The company that has given Apple’s iTunes the most competition in the song-download arena will now compete with it in selling audiobooks, too.
eMusic will offer more than 1,000 books for download, with many of them costing far less than on iTunes. For example, The Audacity of Hope, read by author Barack Obama, will cost $9.99 (Rs405) on eMusic, compared with $18.95 on iTunes. The retail price for a five-CD version of the book is $29.95.
The biggest selling point for eMusic is also its biggest point of controversy: The site uses the MP3 format, which works on any digital player but lacks the technology—known as digital rights management—that protects copyrighted material from unlimited duplication. By contrast, iTunes only works on an iPod, and songs downloaded from the service can be burned on to a CD only once and cannot be transmitted over the Internet.

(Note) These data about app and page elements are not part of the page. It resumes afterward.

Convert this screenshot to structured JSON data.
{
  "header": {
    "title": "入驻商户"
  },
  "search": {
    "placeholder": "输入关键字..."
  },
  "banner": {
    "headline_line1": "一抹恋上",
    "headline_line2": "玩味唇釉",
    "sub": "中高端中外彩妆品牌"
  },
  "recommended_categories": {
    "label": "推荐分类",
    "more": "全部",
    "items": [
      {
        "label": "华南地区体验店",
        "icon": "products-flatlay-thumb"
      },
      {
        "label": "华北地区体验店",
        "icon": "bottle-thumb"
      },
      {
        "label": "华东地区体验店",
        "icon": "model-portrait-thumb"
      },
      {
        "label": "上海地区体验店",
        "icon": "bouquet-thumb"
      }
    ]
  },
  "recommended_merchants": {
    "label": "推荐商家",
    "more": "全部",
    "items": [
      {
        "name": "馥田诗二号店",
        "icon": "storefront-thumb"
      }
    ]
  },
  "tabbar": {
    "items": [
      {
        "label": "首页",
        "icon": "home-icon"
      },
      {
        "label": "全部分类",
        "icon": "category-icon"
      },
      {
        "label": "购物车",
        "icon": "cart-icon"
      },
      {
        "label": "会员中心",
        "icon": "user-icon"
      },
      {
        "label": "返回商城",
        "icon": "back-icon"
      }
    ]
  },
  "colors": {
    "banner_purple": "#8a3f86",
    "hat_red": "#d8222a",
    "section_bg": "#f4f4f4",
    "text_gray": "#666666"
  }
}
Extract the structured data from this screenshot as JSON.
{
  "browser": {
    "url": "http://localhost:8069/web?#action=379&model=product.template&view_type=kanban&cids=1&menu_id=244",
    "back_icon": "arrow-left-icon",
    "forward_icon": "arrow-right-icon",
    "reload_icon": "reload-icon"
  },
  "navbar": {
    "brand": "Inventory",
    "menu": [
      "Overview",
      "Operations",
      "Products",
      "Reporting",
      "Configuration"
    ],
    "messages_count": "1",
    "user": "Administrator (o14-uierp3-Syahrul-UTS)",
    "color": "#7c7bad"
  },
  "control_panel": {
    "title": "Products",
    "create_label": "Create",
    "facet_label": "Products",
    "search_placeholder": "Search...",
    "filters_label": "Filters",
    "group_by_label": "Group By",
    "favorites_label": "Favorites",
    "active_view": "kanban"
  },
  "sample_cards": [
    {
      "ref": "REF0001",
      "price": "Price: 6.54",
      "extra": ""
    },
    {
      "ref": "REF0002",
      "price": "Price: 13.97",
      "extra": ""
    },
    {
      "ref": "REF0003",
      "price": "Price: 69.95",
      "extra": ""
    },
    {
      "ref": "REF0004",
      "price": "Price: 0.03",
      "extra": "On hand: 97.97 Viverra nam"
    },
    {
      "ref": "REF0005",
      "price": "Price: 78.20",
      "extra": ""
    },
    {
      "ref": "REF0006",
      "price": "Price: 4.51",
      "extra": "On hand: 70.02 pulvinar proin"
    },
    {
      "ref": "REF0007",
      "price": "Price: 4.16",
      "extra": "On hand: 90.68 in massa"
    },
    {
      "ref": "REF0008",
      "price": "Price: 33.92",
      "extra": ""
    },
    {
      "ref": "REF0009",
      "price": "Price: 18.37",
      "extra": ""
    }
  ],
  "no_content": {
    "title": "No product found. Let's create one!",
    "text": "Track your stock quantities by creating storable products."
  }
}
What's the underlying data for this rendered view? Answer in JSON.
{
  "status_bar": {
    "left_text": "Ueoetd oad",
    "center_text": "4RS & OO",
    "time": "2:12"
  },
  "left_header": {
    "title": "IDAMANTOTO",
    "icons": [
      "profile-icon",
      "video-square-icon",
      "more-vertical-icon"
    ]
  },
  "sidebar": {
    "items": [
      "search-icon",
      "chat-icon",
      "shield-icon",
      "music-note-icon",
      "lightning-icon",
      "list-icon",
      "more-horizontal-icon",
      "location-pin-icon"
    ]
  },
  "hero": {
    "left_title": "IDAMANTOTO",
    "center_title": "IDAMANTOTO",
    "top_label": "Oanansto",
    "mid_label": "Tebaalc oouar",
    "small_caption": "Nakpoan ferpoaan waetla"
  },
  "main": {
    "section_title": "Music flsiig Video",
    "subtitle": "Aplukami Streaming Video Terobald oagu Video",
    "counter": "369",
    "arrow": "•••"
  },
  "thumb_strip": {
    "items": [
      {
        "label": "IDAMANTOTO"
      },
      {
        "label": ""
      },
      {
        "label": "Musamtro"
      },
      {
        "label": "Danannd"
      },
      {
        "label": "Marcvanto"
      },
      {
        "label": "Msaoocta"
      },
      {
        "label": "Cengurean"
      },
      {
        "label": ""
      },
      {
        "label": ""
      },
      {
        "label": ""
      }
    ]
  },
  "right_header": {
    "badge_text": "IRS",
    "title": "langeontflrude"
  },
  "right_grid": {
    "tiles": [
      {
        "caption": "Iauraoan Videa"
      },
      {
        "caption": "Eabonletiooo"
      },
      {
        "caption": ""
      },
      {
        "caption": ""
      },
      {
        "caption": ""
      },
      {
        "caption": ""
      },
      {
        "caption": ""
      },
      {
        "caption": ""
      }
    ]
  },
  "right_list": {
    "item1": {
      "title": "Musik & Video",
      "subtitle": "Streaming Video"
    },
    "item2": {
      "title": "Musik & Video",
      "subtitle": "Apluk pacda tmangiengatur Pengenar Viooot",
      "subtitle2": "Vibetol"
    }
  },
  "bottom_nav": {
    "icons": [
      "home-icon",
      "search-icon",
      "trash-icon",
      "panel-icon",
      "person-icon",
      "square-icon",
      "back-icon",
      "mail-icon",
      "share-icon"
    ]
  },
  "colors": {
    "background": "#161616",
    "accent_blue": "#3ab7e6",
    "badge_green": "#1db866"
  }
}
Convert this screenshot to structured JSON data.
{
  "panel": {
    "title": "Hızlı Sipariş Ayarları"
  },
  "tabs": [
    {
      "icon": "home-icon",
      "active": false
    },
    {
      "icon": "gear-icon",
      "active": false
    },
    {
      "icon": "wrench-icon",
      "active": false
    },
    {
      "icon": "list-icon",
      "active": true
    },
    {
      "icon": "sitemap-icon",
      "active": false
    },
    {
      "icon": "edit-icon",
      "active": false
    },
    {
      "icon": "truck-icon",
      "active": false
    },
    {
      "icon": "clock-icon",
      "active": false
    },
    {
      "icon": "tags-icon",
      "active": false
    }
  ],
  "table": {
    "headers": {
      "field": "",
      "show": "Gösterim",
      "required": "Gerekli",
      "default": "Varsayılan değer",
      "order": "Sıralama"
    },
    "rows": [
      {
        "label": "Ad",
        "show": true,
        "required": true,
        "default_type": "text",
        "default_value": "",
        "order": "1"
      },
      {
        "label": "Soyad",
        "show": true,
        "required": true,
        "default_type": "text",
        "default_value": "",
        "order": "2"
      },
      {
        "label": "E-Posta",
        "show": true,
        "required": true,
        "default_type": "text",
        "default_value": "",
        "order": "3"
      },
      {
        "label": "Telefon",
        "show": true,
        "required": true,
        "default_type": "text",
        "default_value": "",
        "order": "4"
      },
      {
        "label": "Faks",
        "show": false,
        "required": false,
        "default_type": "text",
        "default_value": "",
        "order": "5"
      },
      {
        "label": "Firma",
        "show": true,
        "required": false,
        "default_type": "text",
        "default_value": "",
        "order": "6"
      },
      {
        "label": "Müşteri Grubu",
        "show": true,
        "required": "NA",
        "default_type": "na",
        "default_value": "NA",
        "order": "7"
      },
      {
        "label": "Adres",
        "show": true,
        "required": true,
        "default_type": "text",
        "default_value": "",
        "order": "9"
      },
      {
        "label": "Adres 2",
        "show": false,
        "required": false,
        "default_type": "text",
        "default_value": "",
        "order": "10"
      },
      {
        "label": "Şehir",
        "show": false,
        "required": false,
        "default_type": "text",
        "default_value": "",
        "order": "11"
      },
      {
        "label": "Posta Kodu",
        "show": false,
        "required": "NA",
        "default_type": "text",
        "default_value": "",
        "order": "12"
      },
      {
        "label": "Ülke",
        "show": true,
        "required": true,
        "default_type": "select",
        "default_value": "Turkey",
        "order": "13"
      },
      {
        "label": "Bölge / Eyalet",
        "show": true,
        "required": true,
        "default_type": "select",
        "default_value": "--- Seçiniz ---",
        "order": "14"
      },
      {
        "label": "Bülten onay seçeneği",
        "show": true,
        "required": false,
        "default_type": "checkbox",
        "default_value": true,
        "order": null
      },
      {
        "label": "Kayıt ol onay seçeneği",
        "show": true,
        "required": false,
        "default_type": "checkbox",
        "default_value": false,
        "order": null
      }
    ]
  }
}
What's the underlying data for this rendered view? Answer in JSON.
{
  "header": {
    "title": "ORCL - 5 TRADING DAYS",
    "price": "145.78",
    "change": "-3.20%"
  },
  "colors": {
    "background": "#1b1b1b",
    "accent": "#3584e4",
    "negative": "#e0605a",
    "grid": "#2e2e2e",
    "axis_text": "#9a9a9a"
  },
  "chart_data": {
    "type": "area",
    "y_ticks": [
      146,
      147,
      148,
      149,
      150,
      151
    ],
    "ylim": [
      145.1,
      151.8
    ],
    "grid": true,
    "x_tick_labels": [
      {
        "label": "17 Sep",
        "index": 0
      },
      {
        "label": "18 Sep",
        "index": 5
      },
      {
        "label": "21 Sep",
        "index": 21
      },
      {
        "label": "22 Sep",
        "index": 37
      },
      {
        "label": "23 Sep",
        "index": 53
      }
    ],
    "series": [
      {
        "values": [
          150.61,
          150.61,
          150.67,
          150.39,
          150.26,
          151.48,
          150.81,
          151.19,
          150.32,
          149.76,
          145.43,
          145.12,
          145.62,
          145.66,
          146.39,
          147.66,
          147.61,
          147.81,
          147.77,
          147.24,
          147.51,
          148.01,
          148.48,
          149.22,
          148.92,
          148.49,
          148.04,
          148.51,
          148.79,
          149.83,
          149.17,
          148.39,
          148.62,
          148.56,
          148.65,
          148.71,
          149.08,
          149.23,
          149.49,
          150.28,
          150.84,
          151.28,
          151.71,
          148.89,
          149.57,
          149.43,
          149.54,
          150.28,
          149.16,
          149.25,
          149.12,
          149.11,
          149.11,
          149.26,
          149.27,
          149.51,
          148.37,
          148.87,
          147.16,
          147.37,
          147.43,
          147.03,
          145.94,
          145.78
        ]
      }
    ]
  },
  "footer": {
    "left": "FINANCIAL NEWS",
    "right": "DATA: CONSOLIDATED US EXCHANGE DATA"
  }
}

eMusic’s lack of piracy protection is the reason no major music label has signed on with it, and why only a few audiobook publishers have so far. But the site is enormously popular: Although dwarfed by Apple, which has 71% of the music-download market, eMusic, which has 10%, still sells more than twice as many songs as competitors such as Napster, Rhapsody and Walmart.com.